The Palestinians are not prepared to deal with this complex reality. After 1948 quite a few books were written in Arabic about the Arabs' defeat in their war against Israel. To this day no book has raised the question of whether, perhaps, the Arabs erred in rejecting the compromise - painful as it may be - of the partition? Perhaps they would have done better if, like the Zionists, they had gritted their teeth and accepted the half-full glass?

A much used expression in Jewish tradition says "because of our sins we were exiled from our land." This expression is religious, but it indicates that the Jews viewed their exile in a self-critical manner. It would have been easy, of course, to blame the Romans and the other nations for their fate. But the Jewish narrative did not do so and viewed both the destruction and exile as deriving, among other things, from the Jews' own actions and shortcomings.

Every nation, especially a defeated one, sees itself as a victim.
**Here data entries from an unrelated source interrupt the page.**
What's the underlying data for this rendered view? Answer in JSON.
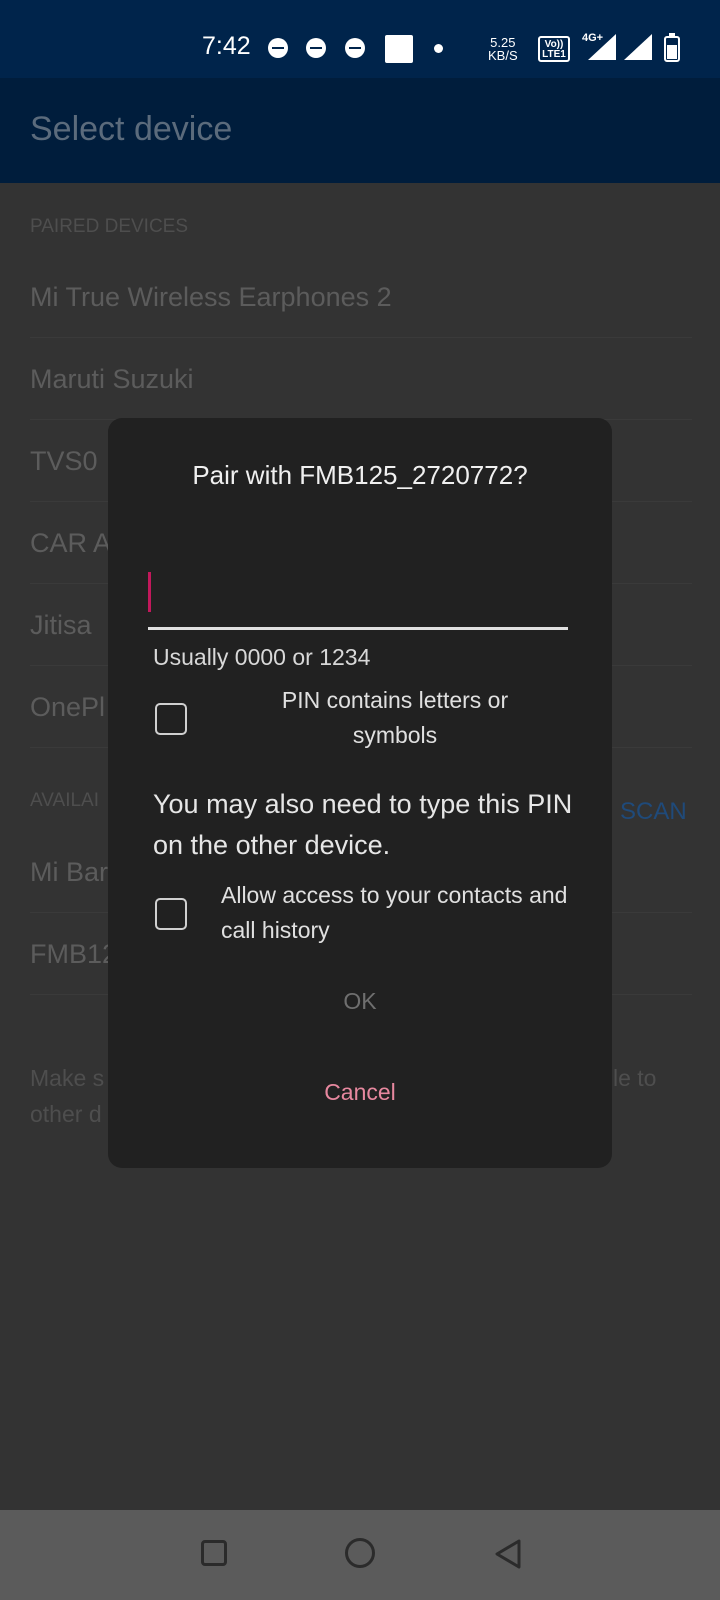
{
  "status_bar": {
    "time": "7:42",
    "net_speed_value": "5.25",
    "net_speed_unit": "KB/S",
    "volte_top": "Vo))",
    "volte_bottom": "LTE1",
    "network_type": "4G+",
    "icons": [
      "notification-icon",
      "notification-icon",
      "notification-icon",
      "square-icon",
      "dot-icon",
      "volte-icon",
      "signal-icon",
      "signal-icon",
      "battery-icon"
    ]
  },
  "app_bar": {
    "title": "Select device"
  },
  "paired": {
    "header": "PAIRED DEVICES",
    "items": [
      "Mi True Wireless Earphones 2",
      "Maruti Suzuki",
      "TVS0",
      "CAR A",
      "Jitisa",
      "OnePl"
    ]
  },
  "available": {
    "header": "AVAILAI",
    "scan_label": "SCAN",
    "items": [
      "Mi Bar",
      "FMB12"
    ]
  },
  "footer": {
    "line1_left": "Make s",
    "line1_right": "le to",
    "line2_left": "other d"
  },
  "dialog": {
    "title": "Pair with FMB125_2720772?",
    "pin_value": "",
    "hint": "Usually 0000 or 1234",
    "pin_letters_label": "PIN contains letters or symbols",
    "message": "You may also need to type this PIN on the other device.",
    "contacts_label": "Allow access to your contacts and call history",
    "ok_label": "OK",
    "cancel_label": "Cancel"
  },
  "nav_bar": {
    "icons": [
      "recent-apps-icon",
      "home-icon",
      "back-icon"
    ]
  },
  "colors": {
    "status_bar_bg": "#00244b",
    "app_bar_bg": "#001d3c",
    "dialog_bg": "#212121",
    "accent_pink": "#e7889f",
    "caret": "#c2185b"
  }
}
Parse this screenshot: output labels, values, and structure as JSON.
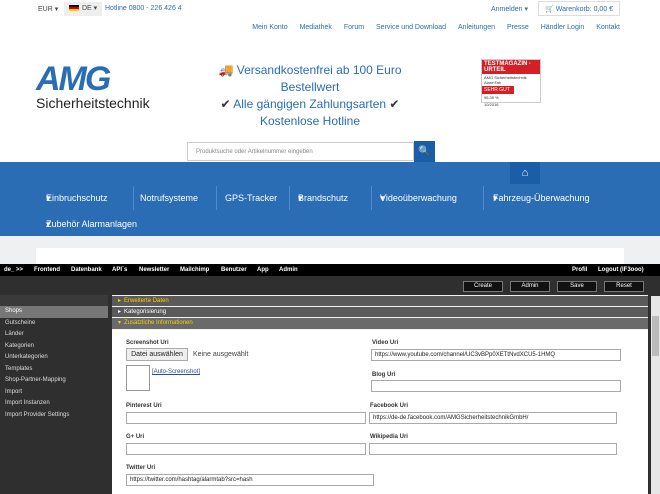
{
  "topbar": {
    "currency": "EUR",
    "language": "DE",
    "hotline": "Hotline 0800 - 226 426 4",
    "login": "Anmelden",
    "cart": "Warenkorb: 0,00 €"
  },
  "secondary_nav": [
    "Mein Konto",
    "Mediathek",
    "Forum",
    "Service und Download",
    "Anleitungen",
    "Presse",
    "Händler Login",
    "Kontakt"
  ],
  "logo": {
    "brand": "AMG",
    "subtitle": "Sicherheitstechnik"
  },
  "usp": {
    "line1": "Versandkostenfrei ab 100 Euro",
    "line2": "Bestellwert",
    "line3": "Alle gängigen Zahlungsarten",
    "line4": "Kostenlose Hotline"
  },
  "badge": {
    "title": "TESTMAGAZIN · URTEIL",
    "product": "AMG Sicherheitstechnik AlarmTab",
    "rating": "SEHR GUT",
    "score": "95,39 %",
    "date": "10/2016"
  },
  "search": {
    "placeholder": "Produktsuche oder Artikelnummer eingeben"
  },
  "main_nav": [
    "Einbruchschutz",
    "Notrufsysteme",
    "GPS-Tracker",
    "Brandschutz",
    "Videoüberwachung",
    "Fahrzeug-Überwachung",
    "Zubehör Alarmanlagen"
  ],
  "admin": {
    "menu": [
      "de_ >>",
      "Frontend",
      "Datenbank",
      "API´s",
      "Newsletter",
      "Mailchimp",
      "Benutzer",
      "App",
      "Admin",
      "Profil",
      "Logout (IF3ooo)"
    ],
    "buttons": [
      "Create",
      "Admin",
      "Save",
      "Reset"
    ],
    "sidebar": [
      "Shops",
      "Gutscheine",
      "Länder",
      "Kategorien",
      "Unterkategorien",
      "Templates",
      "Shop-Partner-Mapping",
      "Import",
      "Import Instanzen",
      "Import Provider Settings"
    ],
    "sections": [
      "Erweiterte Daten",
      "Kategorisierung",
      "Zusätzliche Informationen"
    ],
    "form": {
      "screenshot_label": "Screenshot Uri",
      "file_button": "Datei auswählen",
      "file_none": "Keine ausgewählt",
      "auto_screenshot": "[Auto-Screenshot]",
      "video_label": "Video Uri",
      "video_value": "https://www.youtube.com/channel/UC3vBPp0XETtNvdXCU5-1HMQ",
      "blog_label": "Blog Uri",
      "pinterest_label": "Pinterest Uri",
      "facebook_label": "Facebook Uri",
      "facebook_value": "https://de-de.facebook.com/AMGSicherheitstechnikGmbH/",
      "gplus_label": "G+ Uri",
      "wikipedia_label": "Wikipedia Uri",
      "twitter_label": "Twitter Uri",
      "twitter_value": "https://twitter.com/hashtag/alarmtab?src=hash"
    }
  },
  "colors": {
    "brand_blue": "#2a6db5",
    "admin_dark": "#2f2f2f",
    "accent_yellow": "#ffcc00"
  }
}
But most of the nations that were defeated - Germany after World War II is the classic example - also looked at themselves, at their society, values and actions.

Far be it from me to maintain that in 1948 the Jews were "right" and the Arabs were "wrong." What troubles me and other Zionist Israelis wishing to be attentive to the Palestinians' pain and willing to help rectify injustices and accept a historic compromise, is the Palestinians' complete unwillingness to acknowledge that in 1948 they and their leaders made a terrible historic mistake - of both political and moral proportions - by rejecting the international compromise they were offered.

It is for this reason that the Palestinians' customary comparison between the Nakba and the Holocaust is so outrageous. Did the Jews of Germany and Europe declare war on Germany? Were the world's Jews offered a compromise that they rejected? Europe's Jews were murdered by the Nazis because they were Jews. What does that have to do with the Palestinians' decision to refuse the UN's compromise proposal and go to war?

It would not be exaggerated to say that there will be no true compromise between Israel and the Palestinians without a readiness on their part - however minute and partial, for the "truth" is always complex - to admit that they, too, are partly responsible for what happened to them in 1948.

Shlomo Avineri is a professor of political science at Hebrew University of Jerusalem.